> _WHAT THIS TASK INVOLVES_
For each line of the data that includes the word "Enter", copy the line.

*** ENTRIES SHOWN ***

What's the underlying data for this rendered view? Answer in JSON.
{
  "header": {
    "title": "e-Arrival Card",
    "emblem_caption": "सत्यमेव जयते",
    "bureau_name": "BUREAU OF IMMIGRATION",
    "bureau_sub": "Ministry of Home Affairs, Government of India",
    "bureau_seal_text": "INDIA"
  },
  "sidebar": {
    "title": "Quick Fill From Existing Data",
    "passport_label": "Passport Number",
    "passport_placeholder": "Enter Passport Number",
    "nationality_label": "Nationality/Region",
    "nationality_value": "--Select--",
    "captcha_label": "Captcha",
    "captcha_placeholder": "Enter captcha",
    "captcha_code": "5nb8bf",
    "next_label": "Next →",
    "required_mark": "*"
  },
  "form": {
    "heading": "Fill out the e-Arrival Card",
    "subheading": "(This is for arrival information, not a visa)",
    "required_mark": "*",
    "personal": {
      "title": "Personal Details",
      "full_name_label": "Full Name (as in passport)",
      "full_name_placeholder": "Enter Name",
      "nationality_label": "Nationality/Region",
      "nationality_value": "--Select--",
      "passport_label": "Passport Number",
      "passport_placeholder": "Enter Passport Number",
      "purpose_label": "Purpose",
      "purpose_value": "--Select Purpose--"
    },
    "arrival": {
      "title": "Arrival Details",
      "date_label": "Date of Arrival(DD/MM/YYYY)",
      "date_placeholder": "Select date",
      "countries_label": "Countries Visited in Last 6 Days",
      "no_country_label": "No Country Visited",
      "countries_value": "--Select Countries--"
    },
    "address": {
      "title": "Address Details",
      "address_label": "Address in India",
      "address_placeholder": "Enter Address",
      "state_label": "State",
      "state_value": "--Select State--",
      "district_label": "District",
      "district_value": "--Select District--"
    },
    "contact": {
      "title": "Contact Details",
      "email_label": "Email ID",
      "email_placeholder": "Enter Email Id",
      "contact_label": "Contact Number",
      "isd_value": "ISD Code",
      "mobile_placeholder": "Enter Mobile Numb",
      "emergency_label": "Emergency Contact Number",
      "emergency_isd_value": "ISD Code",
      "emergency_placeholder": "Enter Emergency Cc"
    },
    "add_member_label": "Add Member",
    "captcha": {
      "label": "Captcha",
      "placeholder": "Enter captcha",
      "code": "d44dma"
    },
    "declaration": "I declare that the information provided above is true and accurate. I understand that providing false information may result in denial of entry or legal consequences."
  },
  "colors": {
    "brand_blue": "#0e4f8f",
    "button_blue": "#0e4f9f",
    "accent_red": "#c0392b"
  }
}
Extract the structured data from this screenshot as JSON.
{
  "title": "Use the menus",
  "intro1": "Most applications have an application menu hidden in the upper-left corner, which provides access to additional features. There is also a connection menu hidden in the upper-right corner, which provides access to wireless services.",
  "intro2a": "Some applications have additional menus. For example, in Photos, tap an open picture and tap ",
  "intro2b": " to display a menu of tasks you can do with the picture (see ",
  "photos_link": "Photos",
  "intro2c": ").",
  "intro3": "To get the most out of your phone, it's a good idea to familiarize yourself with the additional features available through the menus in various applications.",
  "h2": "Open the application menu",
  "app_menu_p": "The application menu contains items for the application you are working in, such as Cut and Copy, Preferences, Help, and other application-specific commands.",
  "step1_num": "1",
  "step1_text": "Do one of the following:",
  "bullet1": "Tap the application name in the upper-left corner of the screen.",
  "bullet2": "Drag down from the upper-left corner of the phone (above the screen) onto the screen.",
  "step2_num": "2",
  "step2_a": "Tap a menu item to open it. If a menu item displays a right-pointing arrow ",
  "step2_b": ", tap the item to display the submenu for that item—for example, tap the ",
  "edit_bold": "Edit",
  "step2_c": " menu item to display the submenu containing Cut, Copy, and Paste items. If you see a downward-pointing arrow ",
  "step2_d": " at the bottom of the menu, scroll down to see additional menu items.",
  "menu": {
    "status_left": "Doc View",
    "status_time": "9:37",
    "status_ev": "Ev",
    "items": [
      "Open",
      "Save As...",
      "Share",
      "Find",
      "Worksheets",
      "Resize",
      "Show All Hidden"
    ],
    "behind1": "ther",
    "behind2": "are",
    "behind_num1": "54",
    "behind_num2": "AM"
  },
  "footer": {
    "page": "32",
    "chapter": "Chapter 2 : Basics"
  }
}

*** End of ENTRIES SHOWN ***

> _ANSWER SECTION_
    "passport_placeholder": "Enter Passport Number",
    "captcha_placeholder": "Enter captcha",
      "full_name_placeholder": "Enter Name",
      "passport_placeholder": "Enter Passport Number",
      "address_placeholder": "Enter Address",
      "email_placeholder": "Enter Email Id",
      "mobile_placeholder": "Enter Mobile Numb",
      "emergency_placeholder": "Enter Emergency Cc"
      "placeholder": "Enter captcha",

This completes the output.